The Rest of the Story
Here's what caused the attack.
In 1970 Monterey County had less than 100
acres of vines bearing grapes. Only four years
later there were over twenty five thousand
acres of vines in the county.
In the rush to crush, a lot of Cabernet Sauvignon
was planted in a lot of very cool places...too
cool to ripen that varietal adequately.
Consequently, the grape that made California's
greatest wine when grown in the Napa Valley
was making vegetal-flavored claret in the foggy
northern end of Monterey County's Salinas Valley.
The critics were merciless.
Today's winery was founded in Monterey right in
the middle of the rush, 1973. Critic Norm Roby
wrote that in a few short years the Monterey
Vineyard project was disintegrating rapidly.
Let's see how Monterey Vineyard got rid of the
"veggies." The Salinas Valley is 100 miles
long, running south from Monterey City and Bay.
Cool, foggy marine air enters at the northern end

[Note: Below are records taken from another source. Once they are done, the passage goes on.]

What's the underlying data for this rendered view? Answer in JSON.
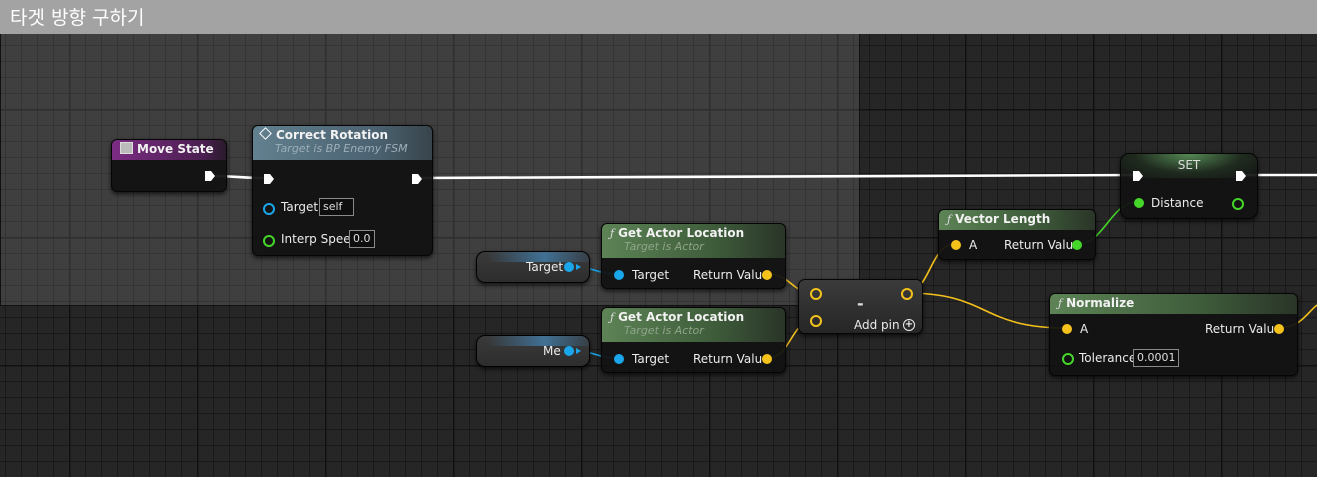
{
  "comment": {
    "title": "타겟 방향 구하기"
  },
  "nodes": {
    "move_state": {
      "title": "Move State"
    },
    "correct_rotation": {
      "title": "Correct Rotation",
      "subtitle": "Target is BP Enemy FSM",
      "target_label": "Target",
      "target_value": "self",
      "interp_label": "Interp Speed",
      "interp_value": "0.0"
    },
    "var_target": {
      "label": "Target"
    },
    "var_me": {
      "label": "Me"
    },
    "get_loc_1": {
      "title": "Get Actor Location",
      "subtitle": "Target is Actor",
      "in_label": "Target",
      "out_label": "Return Value"
    },
    "get_loc_2": {
      "title": "Get Actor Location",
      "subtitle": "Target is Actor",
      "in_label": "Target",
      "out_label": "Return Value"
    },
    "subtract": {
      "symbol": "-",
      "add_pin_label": "Add pin"
    },
    "vector_length": {
      "title": "Vector Length",
      "in_label": "A",
      "out_label": "Return Value"
    },
    "set": {
      "title": "SET",
      "var_label": "Distance"
    },
    "normalize": {
      "title": "Normalize",
      "in_label": "A",
      "out_label": "Return Value",
      "tolerance_label": "Tolerance",
      "tolerance_value": "0.0001"
    }
  },
  "colors": {
    "exec_wire": "#ffffff",
    "object_pin": "#1aa6ea",
    "vector_pin": "#f5c21c",
    "float_pin": "#45d62a",
    "function_header": "#4f6e48",
    "event_header": "#7b2c83",
    "custom_event_header": "#597382"
  }
}
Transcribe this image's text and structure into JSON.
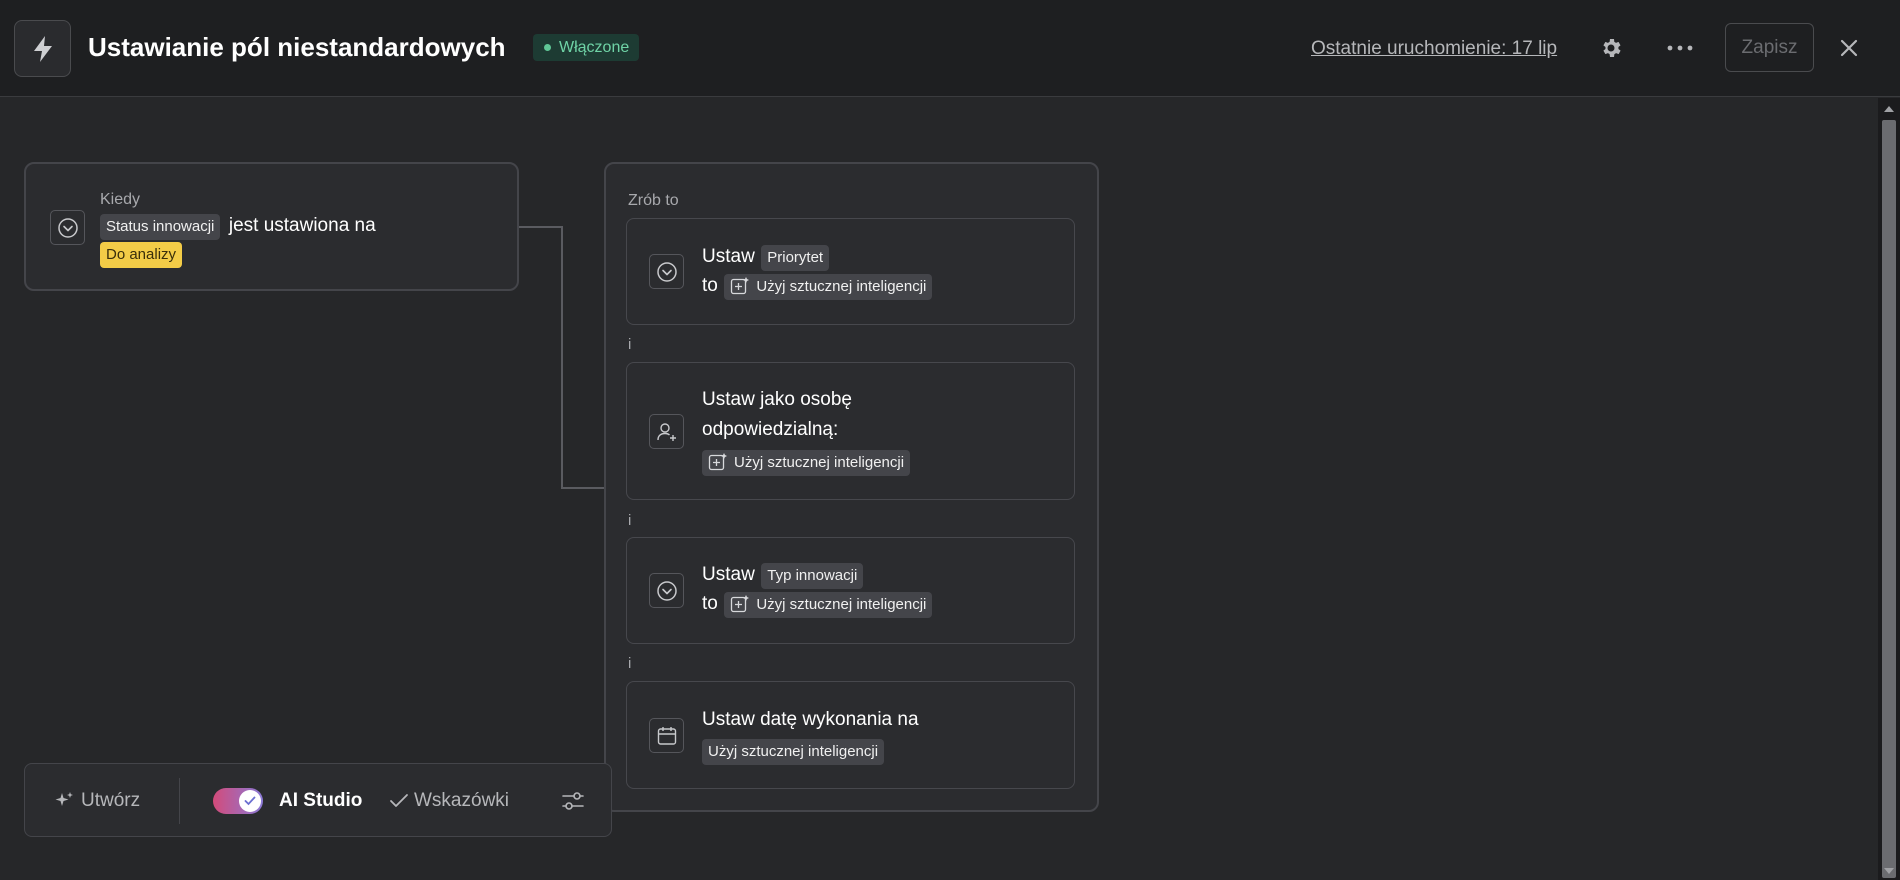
{
  "header": {
    "title": "Ustawianie pól niestandardowych",
    "status": "Włączone",
    "last_run": "Ostatnie uruchomienie: 17 lip",
    "save_label": "Zapisz"
  },
  "trigger": {
    "label": "Kiedy",
    "field_chip": "Status innowacji",
    "text": "jest ustawiona na",
    "value_chip": "Do analizy"
  },
  "actions": {
    "label": "Zrób to",
    "separator": "i",
    "ai_chip": "Użyj sztucznej inteligencji",
    "a1": {
      "verb": "Ustaw",
      "field": "Priorytet",
      "to": "to"
    },
    "a2": {
      "text_line1": "Ustaw jako osobę",
      "text_line2": "odpowiedzialną:"
    },
    "a3": {
      "verb": "Ustaw",
      "field": "Typ innowacji",
      "to": "to"
    },
    "a4": {
      "text": "Ustaw datę wykonania na"
    }
  },
  "toolbar": {
    "create_label": "Utwórz",
    "ai_studio_label": "AI Studio",
    "hints_label": "Wskazówki"
  },
  "colors": {
    "status_bg": "#1d3b33",
    "status_text": "#6fd3a6",
    "value_chip": "#f3cc47"
  }
}
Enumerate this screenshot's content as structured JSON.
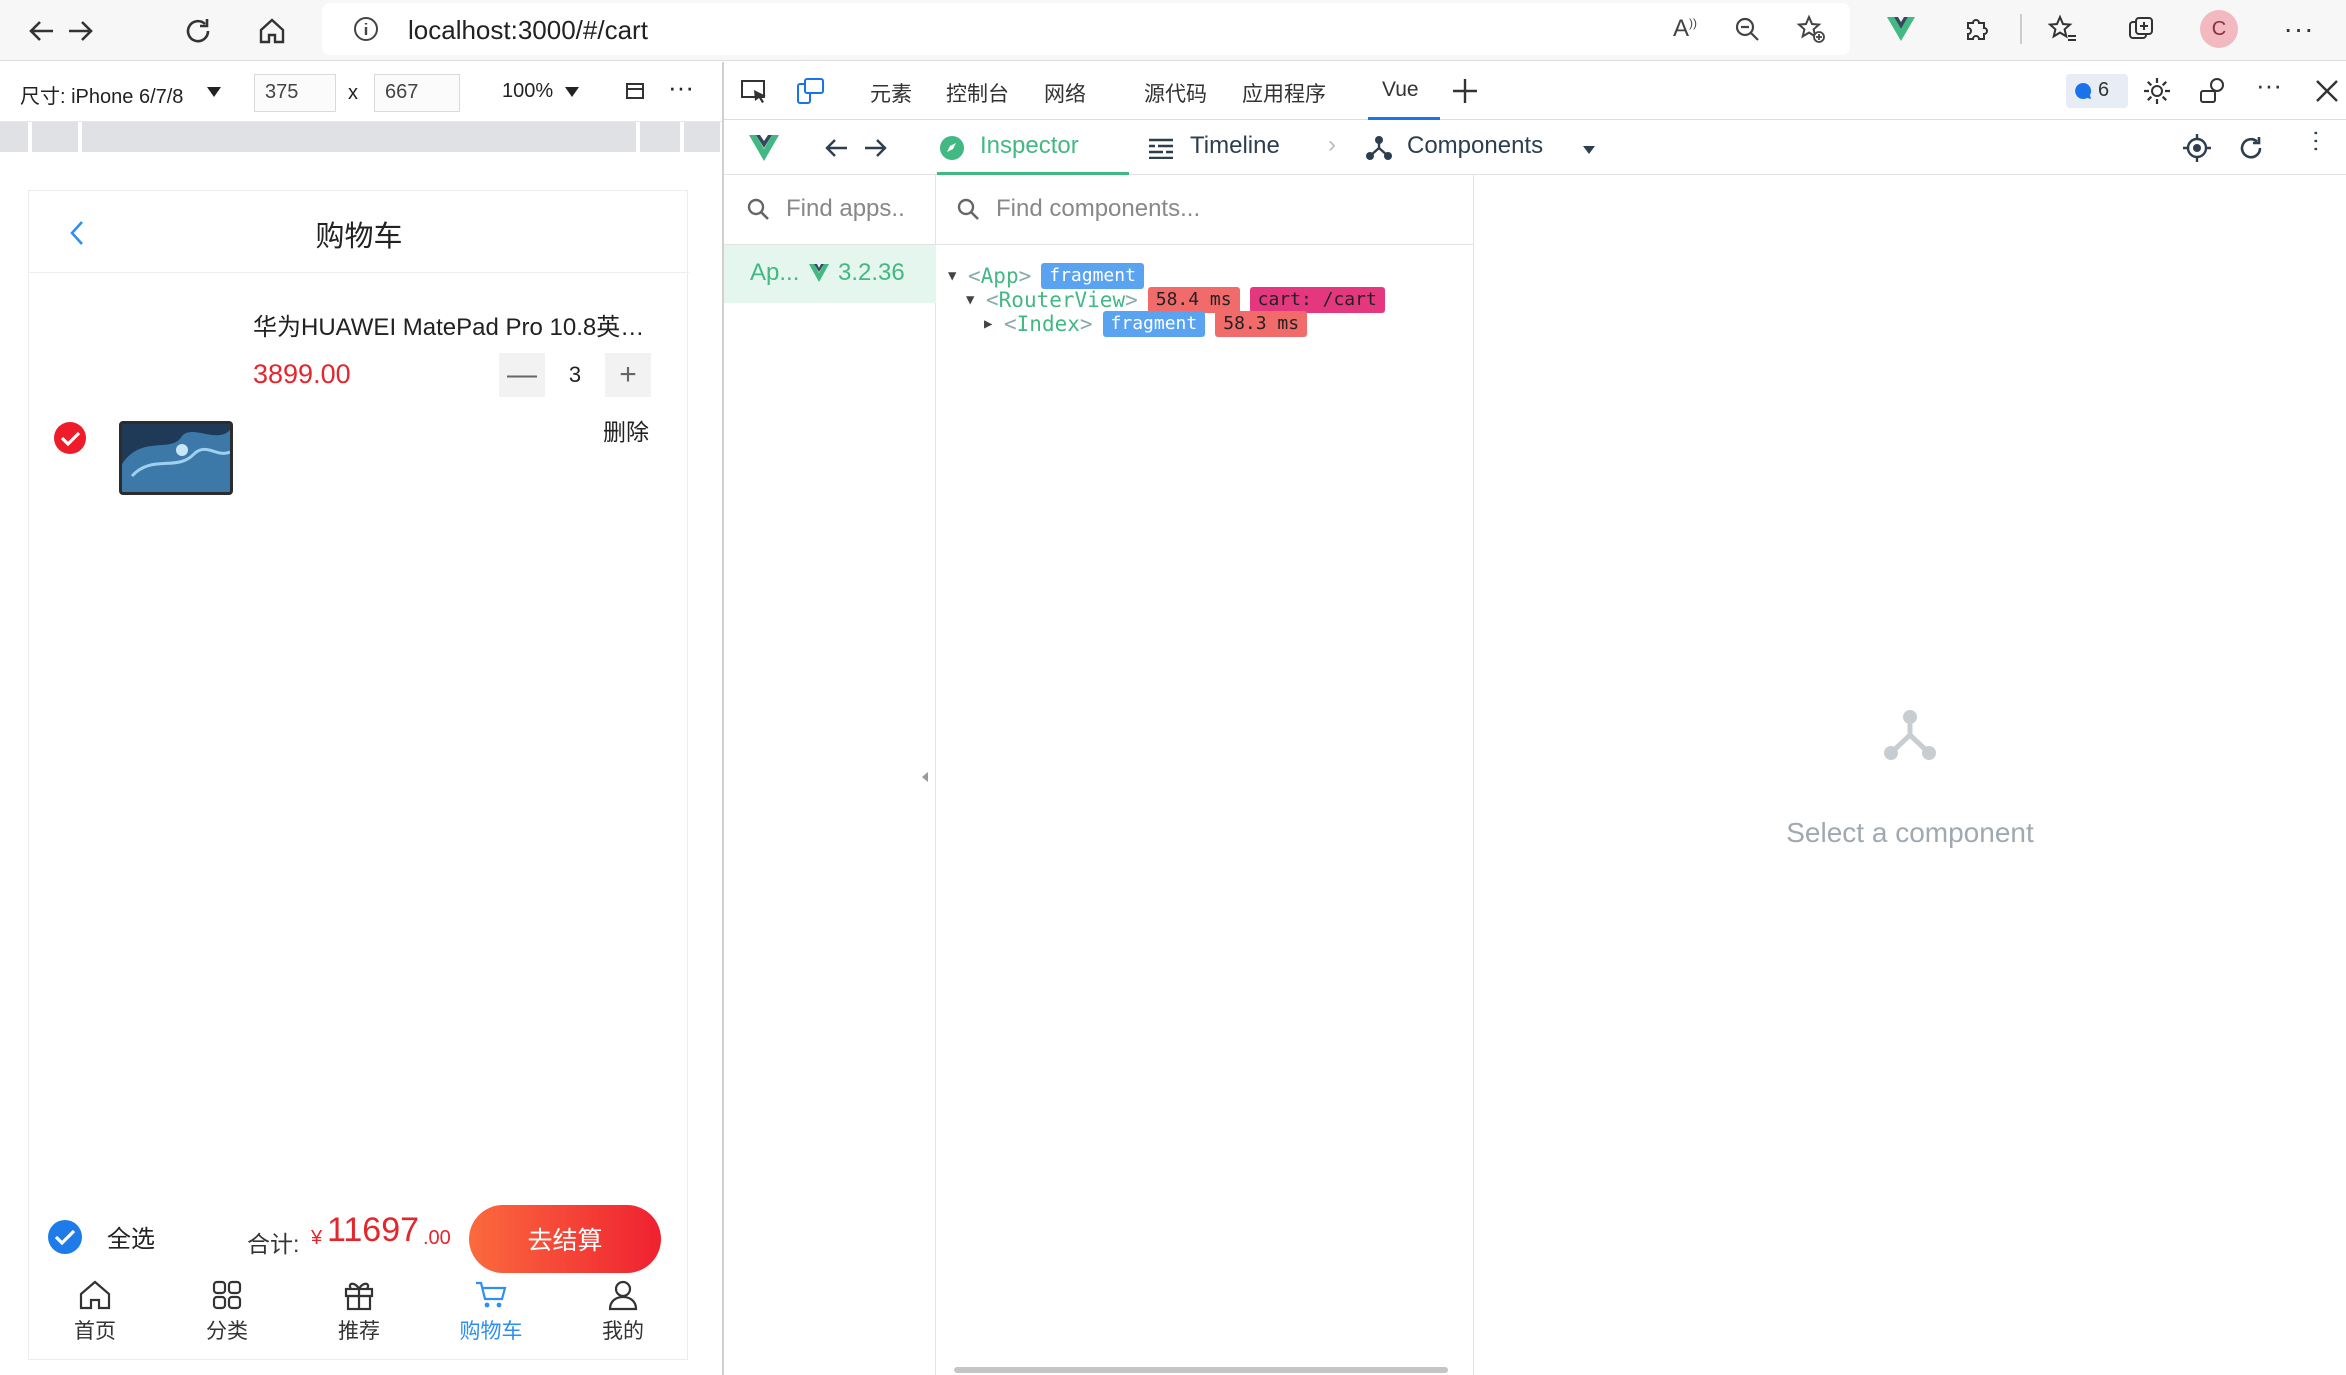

but warms markedly as it travels south down the
valley. Consequently, planting went south,
leaves were removed and grape bunches moved to
increase sun exposure. In fact, the grapes for
today's wine were deliberately picked in the
afternoon heat, to provide more ripening warmth
right up to the last minute. and here it is...
Wine of the Day
Monterey Vineyard 1998 Cabernet Sauvignon
Vineyard—The grapes came from the company's
Paris Valley Ranch in the southern Salinas Valley.
Furthermore, the 1,100 acres contain a number of
microclimates, permitting selection of those
most suitable for Cabernet.
Rating—The previous Vintage received a Best Buy
in its price range; See WineDay June 25, 1999
titled, "Bargins Galore". This 1998 received
the same "RECOMMENDED IN ITS PRICE RANGE."
Food Affinity—Chef Margaret Clark
created a special barbecued beef brochette to
accompany this wine...the sirloin beef cubes
are marinated overnight in olive oil with cumin,
oregeno, thyme, garlic, onion , etc. Contact
the office of Kathleen Lewis if you'd like a
copy. Ph. (800)709-7667, FX (707)255-1119.
Works beautifully on my little cast iron Japanese
Price—For only $7 you can taste how Monterey
Vineyard cured the "veggies."
A lot of dollars went down the tubes in those early
Monterey plantings. Some Cabernet vines did not
produce even one grape!
Fred McMillin, a veteran wine writer, has taught wine history for 30
years on three continents. In 1995, the Academy of Wine Communications
honored Fred with one of only 22 Certificates of Commendation awarded to
American wine writers. For information about the wine
courses he teaches every month at either San Francisco State University
or San Francisco City College (Fort Mason Division), please fax him at